Data to use ::
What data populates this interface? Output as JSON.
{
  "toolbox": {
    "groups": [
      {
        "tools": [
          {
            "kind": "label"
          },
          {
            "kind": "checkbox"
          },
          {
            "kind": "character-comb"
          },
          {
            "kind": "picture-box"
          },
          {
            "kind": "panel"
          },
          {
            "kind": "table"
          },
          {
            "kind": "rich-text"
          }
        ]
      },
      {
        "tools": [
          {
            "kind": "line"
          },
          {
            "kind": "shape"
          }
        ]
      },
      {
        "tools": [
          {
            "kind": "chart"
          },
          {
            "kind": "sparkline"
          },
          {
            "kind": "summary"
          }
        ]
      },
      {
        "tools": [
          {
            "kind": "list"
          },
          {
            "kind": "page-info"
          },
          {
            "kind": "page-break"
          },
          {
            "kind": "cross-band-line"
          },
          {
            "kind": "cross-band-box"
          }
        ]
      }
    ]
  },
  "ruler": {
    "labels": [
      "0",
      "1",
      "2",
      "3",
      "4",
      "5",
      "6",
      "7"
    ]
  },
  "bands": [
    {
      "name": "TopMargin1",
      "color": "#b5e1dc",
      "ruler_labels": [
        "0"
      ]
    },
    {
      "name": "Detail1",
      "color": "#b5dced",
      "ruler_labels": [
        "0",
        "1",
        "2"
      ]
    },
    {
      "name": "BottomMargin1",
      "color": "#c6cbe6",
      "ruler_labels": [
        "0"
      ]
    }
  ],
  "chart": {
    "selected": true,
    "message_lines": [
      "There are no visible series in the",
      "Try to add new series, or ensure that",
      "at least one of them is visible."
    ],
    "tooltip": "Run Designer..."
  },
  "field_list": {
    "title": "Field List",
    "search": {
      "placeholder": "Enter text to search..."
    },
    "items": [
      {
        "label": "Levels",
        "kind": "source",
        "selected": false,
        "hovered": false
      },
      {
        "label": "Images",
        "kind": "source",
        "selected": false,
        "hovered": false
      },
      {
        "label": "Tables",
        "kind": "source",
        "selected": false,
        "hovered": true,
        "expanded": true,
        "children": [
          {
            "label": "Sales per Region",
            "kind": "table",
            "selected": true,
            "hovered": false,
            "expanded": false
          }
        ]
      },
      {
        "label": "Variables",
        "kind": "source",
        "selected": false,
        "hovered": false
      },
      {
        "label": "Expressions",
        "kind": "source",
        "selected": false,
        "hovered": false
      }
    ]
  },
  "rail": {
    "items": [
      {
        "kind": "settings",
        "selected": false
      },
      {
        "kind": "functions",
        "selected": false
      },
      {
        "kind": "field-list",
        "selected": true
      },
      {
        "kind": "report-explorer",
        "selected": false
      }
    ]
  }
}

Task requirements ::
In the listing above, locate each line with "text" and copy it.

Exercise solution ::
            "kind": "rich-text"
      "placeholder": "Enter text to search..."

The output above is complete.